These days, there's a little phrase many of us long to hear: "Will you ... work for me?" After all, nothing could be more thrilling than being able to say, "Goodbye, COBRA!"
Sadly, a headhunter recently told me, "Companies are taking more time today to find the perfect employee than people are taking to find a spouse." Although I'm not sure what that really says about our society, it may be helpful to review some guidelines before you say yes to either type of proposal.
Is the suitor gainfully employed?
Oops, guess I've disqualified myself from positively answering at least one of life's major questions. All disappointment aside, the question should perhaps be, am I employable? Yes. Is the company (or suitor) offering something that fits my background, interests, and salary requirements? Will I be able to afford more than Old Roy dog food on the salary? If yes, negotiate and accept.
What kind of car does the suitor drive?
I once had a conversation with a confirmed bachelor who asked if I would date someone with an old car. He was astounded when I said yes. It is not the age of the car that matters. At this point it may be whether or not it's up on blocks in the yard. Moving to the employee parking lot, if the asphalt is full of prime sports cars and expensive imports, it either means the salaries and bonuses are great or everyone has maxed out their credit. If the repo man is lurking, drive away.
Is the suitor kind to animals and small children?
Even if you're unencumbered - without so much as a goldfish - this point still matters. I nearly lost a couple of friendships when an ill-chosen match of mine chewed out someone else's kids. At the office, this translates to a healthy work/life balance. Run from an employer who doesn't understand the occasional - and we hope rare - doctor's appointment or family interruption.
What's the balance sheet?
Yeah, money troubles fuel most breakups, at both the office and at home. I should have run for the hills when an employer offered me only $500 more a year than I'd been making two years previously.
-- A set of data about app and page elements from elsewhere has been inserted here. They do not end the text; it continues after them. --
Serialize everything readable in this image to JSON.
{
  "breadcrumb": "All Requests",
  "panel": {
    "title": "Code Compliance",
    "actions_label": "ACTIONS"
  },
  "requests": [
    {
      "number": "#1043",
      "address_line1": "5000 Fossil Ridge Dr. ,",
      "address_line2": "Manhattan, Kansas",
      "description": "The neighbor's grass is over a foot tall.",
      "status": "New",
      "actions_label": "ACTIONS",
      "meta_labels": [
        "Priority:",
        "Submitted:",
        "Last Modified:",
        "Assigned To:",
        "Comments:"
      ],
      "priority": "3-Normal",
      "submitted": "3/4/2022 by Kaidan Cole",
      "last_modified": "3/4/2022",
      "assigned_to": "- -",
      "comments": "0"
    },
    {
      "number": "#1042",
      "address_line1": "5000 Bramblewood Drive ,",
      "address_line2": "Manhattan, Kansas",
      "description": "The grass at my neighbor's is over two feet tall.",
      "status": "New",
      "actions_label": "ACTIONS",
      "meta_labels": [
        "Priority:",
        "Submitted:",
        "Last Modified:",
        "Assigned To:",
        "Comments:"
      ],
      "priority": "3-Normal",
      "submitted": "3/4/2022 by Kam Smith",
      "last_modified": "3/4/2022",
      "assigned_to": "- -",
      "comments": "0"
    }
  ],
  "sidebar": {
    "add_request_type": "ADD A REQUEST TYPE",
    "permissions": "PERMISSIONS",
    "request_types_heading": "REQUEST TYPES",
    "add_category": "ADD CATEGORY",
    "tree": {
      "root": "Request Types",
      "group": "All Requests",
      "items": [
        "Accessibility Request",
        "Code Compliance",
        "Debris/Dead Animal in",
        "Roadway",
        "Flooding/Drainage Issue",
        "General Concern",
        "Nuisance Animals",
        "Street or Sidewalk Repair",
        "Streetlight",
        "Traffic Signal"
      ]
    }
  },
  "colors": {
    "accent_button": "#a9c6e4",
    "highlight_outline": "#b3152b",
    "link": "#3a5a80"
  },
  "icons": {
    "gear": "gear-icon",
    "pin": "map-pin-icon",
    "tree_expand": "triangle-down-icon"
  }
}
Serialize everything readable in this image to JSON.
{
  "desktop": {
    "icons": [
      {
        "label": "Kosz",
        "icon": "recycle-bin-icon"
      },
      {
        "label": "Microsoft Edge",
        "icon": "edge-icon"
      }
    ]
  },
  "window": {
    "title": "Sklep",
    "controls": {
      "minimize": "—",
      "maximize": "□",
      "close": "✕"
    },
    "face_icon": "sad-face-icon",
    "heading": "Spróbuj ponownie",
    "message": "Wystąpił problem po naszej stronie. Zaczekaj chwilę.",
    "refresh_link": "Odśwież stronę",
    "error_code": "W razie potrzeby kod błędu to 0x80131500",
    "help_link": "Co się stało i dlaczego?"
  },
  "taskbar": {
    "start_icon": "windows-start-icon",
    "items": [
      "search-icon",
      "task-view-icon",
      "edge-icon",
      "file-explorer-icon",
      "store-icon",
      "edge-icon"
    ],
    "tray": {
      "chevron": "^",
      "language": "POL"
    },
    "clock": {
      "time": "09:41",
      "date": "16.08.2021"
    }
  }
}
Or when the ill-chosen match asked on the first date, "So, do you have any money?" Consider how deep the pockets are, but also pay closely attention to the general attitudes toward money. Even trust fund babies can be tight (maybe particularly so). Shareholders may love companies that are run close to the bone, but if you have to turn in a two-inch pencil stub to get a new one, it may not be a good match. And if you have to write a check to reimburse your date for an evening out, you're better off single.
Do you have similar values and goals?
If you're looking for a firm commitment, you're kidding yourself by hanging out with someone who's been on more beds than a set of sheets. You're also naïve if you don't realize a revolving door at a firm usually signals a negative environment. There's a reason people leave. Can you say "sweatshop?"
Do you enjoy each other?
Sounds obvious, but do you get a big, goofy grin on your face when spending time with your crush? Or is it a case of relationship ambivalence? If you can't decide, you need the book Too Good to Leave, Too Bad to Stay, not a marriage license. And, if that job interview felt more like waterboarding, you're probably not going to like the corporate culture. Take a clue from that pounding headache and look elsewhere.
Where do you want to be in five years?
I know, employed. Try to be a little more specific, even if it's only knowing you don't want to ask, "Do you want fries with that?" Me, I want to write my own ticket, find fame, fortune and love, and get out of the doublewide. My path to success does not include being a trophy wife or a CEO.
How does the suitor - or prospective employer - rate with the friends and family?
Don't forget the dog, either, since they can be excellent judges of character. If no one has ever heard of the company you're interviewing with, it may or may not be significant. After all, the financial services industry can be very esoteric. If, however, they've all heard of your suitor through detailed SEC or police reports, call it off.
How long has this been going on?
With divorce and lawsuits rife, everyone is cautious. Still, two or three years of dating, accompanied by three breakups and reconciliations, could be a good indicator that you're involved with a commitment-phobe. Similarly, two or three phone interviews, a writing test and a face-to-face meeting should lead to a decision in a month or less - one way or the other.
How stable is the suitor?
While it's still not entirely acceptable to unfurl the Myers-Briggs Type Indicator on the first date, it might be a wise consideration before getting wedlocked. One company I pursued administered the Wonderlic Personality Test to examine my aptitude for learning and problem solving. Pity I couldn't have tested them!
Just remember that in spite of our best efforts, there are still those times when we wind up in an ill-fated career or love match. Those cases are what attorneys are for.
Jenny L. Herring, APR, is a financial writer and public relations professional with experience in both institutional and retail asset management.